In the October 2012 issue of the Harvard Business Review, DJ Patil (2004-05 Executive Branch Fellow at Department of Defense, DoD) argued that data scientists, a term he helped coin to describe technicians who look for patterns and usable discoveries in large sets of data, have the “sexiest job of the 21st century.”
Now that organizations are swimming in information of types and sizes never before imagined, data scientists are in extremely high demand – so high that the White House named Patil its first-ever chief data scientist in February. In this role, he will establish national data-wide policies to bring data sets together, work with agencies to create best practices for data management, and recruit talent in data science for public service. In particular, he will focus on advancing precision medicine; delivering data products that integrate and usefully present information from multiple sources; and, ensuring that privacy and ethical concerns are taken into account in data science policy.

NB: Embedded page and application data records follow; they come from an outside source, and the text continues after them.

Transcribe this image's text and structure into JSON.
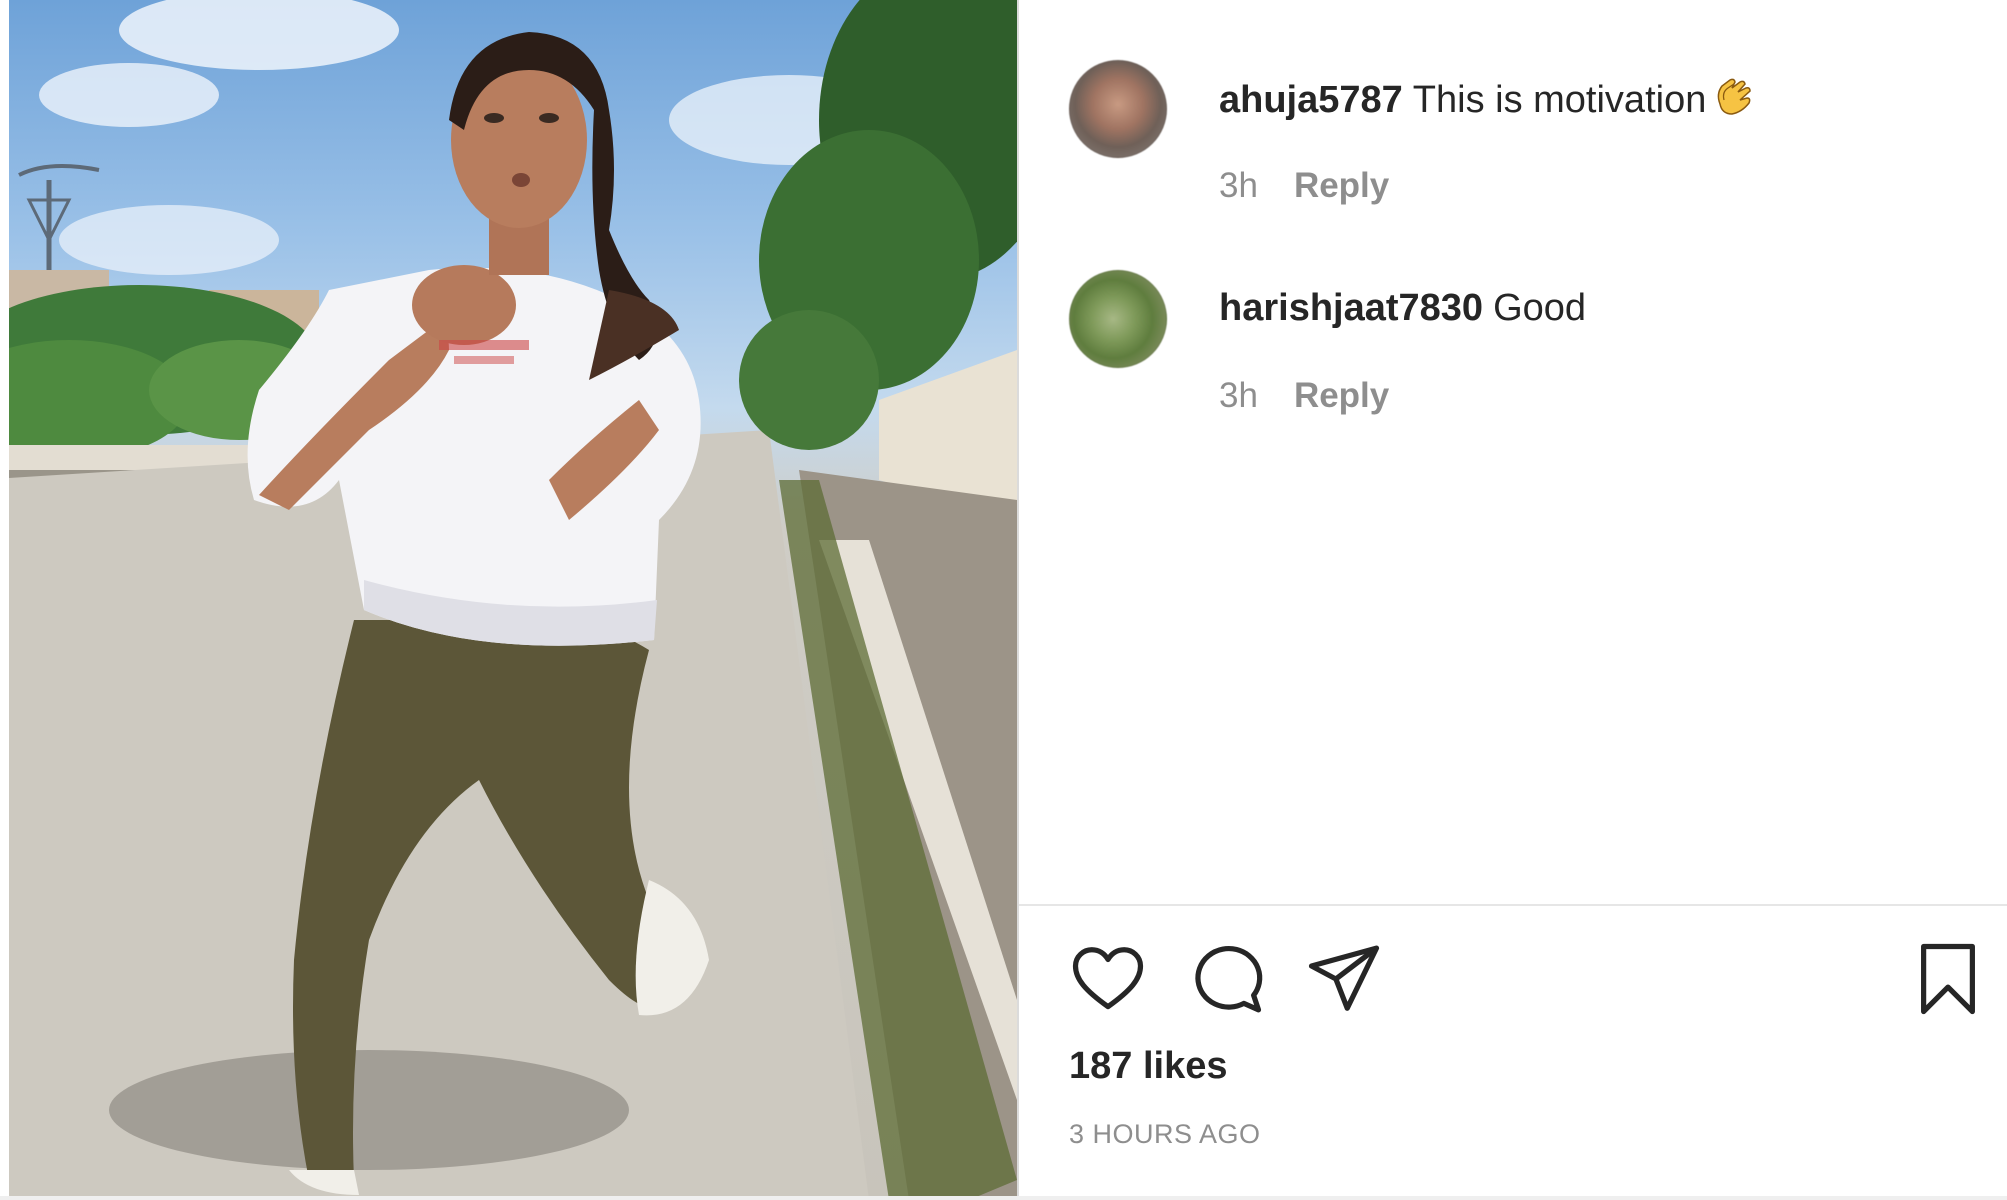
{
  "post": {
    "comments": [
      {
        "username": "ahuja5787",
        "text": "This is motivation",
        "emoji": "clapping-hands-icon",
        "time": "3h",
        "reply_label": "Reply"
      },
      {
        "username": "harishjaat7830",
        "text": "Good",
        "time": "3h",
        "reply_label": "Reply"
      }
    ],
    "actions": {
      "like_icon": "heart-icon",
      "comment_icon": "speech-bubble-icon",
      "share_icon": "paper-plane-icon",
      "save_icon": "bookmark-icon"
    },
    "likes_text": "187 likes",
    "time_ago": "3 HOURS AGO"
  },
  "colors": {
    "text_primary": "#262626",
    "text_secondary": "#8e8e8e",
    "divider": "#e6e6e6"
  }
}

“I started out in junior college and realized I was pretty good at math,” Patil states on his LinkedIn profile. From there, he went on to earn a PhD in applied mathematics at the University of Maryland where he improved numerical weather forecasting by studying open datasets from the National Oceanic and Atmospheric Administration.
I was educated entirely on public funds, so public service has always been an important thing to me… When the President brought up the idea of having a role like this, it reaffirmed how committed this administration is to having a data driven culture. I couldn’t think of working for anybody that is that uniquely positioned to make that type of transformation. For me, that’s a chance of a lifetime.
DJ Patil, “Meet U.S. Chief Data Scientist Dr. DJ Patil,” The White House
Similar to others he hopes to recruit, Patil most recently comes from Silicon Valley with stints at tech titans including LinkedIn, Skype and eBay. Before that, he was an STPF fellow serving at DoD where he led efforts to bridge computational and social sciences in such areas as social network analysis to help foresee emerging threats. As Megan Smith, U.S. Chief Technology Officer, put it on the White House Blog (February 18, 2015), “DJ joins the White House following an incredible career as a data scientist.”